My Grandmother’s Hands
by Vivian I. Zumstein
The diamond ring sparkled, refracting the light into hundreds of miniature rainbows. My 19-year-old eyes feasted on it. My grandmother had just slipped it on my finger. “Your grandfather gave me this ring on our 25th wedding anniversary,” she said. “I want you to have it.”
I admired the ring. She admired something else. “Your fingers are so long and straight,” she crooned, caressing them from base to tip. “I once had hands as beautiful as these, but …” She shuddered, holding her hand next to mine. “Look at them now.”
What a difference! My grandmother’s hand was gnarled: veins and tendons rose through puckered, translucent skin. Brown patches stained its surface. Her fingers were stubby, her knuckles knotty with arthritis. I sucked in my breath. With typical youthful self-absorption, I had never noticed my grandmother’s hands. They were just appendages that handed me a treat or stroked my cheek goodnight. Looking at my grandmother’s hand, it was impossible to imagine that it had ever looked like mine.
“Ah, that is what you get from spending your life with your fingers in other people’s mouths,” she sighed, referring to her career as a dentist.
Almost three decades later, I have news for my grandmother. It wasn’t dentistry that destroyed her hands; it was simply age. I am not a dentist and I am not yet in my 70s, but my hands already show the wear of time. Living takes its toll: four children, mountains of diapers, meals, pots and pans, gardening without gloves, not enough regular application of moisturizers. It adds up.

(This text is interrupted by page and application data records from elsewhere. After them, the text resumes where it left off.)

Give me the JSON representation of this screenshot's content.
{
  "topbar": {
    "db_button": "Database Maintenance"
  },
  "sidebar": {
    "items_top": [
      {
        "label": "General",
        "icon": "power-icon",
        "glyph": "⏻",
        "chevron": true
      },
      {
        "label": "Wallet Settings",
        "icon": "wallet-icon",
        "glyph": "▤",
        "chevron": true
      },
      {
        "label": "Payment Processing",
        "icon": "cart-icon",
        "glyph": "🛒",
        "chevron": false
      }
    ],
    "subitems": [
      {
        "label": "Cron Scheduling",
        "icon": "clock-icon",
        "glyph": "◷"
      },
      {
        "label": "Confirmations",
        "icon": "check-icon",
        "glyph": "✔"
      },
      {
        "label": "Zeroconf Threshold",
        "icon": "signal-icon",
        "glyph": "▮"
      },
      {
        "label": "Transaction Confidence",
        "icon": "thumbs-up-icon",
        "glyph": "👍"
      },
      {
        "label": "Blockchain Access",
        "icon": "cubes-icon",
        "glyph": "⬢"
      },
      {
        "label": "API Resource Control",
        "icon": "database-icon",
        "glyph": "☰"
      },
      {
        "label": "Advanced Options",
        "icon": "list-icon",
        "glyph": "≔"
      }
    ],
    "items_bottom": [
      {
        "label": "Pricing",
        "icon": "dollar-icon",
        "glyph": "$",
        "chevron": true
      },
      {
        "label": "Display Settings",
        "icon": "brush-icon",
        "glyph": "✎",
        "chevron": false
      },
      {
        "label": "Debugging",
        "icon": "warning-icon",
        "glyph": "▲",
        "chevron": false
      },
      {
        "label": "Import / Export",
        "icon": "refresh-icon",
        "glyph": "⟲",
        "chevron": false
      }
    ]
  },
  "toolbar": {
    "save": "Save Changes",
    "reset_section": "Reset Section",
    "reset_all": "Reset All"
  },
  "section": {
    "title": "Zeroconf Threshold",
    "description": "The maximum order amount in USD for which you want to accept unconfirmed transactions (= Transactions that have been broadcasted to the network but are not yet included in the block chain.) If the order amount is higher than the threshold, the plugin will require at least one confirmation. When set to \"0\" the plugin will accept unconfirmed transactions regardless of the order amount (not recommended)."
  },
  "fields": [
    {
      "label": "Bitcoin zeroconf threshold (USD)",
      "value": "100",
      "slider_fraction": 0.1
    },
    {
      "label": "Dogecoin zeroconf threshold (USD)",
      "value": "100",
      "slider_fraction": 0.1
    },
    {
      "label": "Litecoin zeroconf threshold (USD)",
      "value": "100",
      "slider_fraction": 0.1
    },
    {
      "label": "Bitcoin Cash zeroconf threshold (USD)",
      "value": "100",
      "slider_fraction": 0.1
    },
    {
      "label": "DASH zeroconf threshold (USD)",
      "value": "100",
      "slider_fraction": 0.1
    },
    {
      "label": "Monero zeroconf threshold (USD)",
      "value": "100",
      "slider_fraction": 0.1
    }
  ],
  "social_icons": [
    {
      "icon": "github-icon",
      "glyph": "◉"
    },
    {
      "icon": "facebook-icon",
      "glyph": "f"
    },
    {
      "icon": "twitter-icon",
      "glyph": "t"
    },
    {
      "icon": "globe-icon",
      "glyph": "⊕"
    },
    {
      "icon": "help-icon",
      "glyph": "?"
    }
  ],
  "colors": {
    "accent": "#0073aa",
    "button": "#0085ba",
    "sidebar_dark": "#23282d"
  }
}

I marvel at my grandmother’s bravery in holding her hand up to my teenage one. My 10-year-old daughter, Emily, often pulls my hand to her cheek in a show of affection. Just as I didn’t really see my grandmother’s hand, I know Emily doesn’t see mine. But I see it. Against Emily’s young hand, mine already looks old, very old indeed. Sometimes I struggle to recognize it as my own.
My skin is crosshatched with fine lines that no miracle cream can erase. I haven’t got arthritis, but even so, my fingers have thickened over time, losing their long elegance. Veins meander under my skin like raised blue rivulets. Tendons fan out from my wrist to the fingers they control, dancing as I move them. My palms are calloused and rough.
As I pull Emily’s hand to my own cheek I can understand why my grandmother admired mine. Emily’s hand exudes youth. Her skin is soft and supple, her flesh plump and her long fingers slender. No veins play under her skin. As she wriggles her fingers, only the barest ripple betrays her tendons. Her hands beg to be touched and admired.
So, in another few decades, when I pass my grandmother’s ring on to an as yet unborn granddaughter, I will relive, from the opposite perspective, the moment my grandmother and I shared. The diamond, unchanged by time, will dazzle my granddaughter’s eyes while I soak in the radiance of her young, vibrant hand. I will caress it and hold it next to mine, giving her, as my grandmother gave me, a first inkling of the passing years.
Vivian Zumstein, of Dunkirk, is a frequent contributor. Her last story “Where Have All the Songbirds Gone,” led last week’s paper.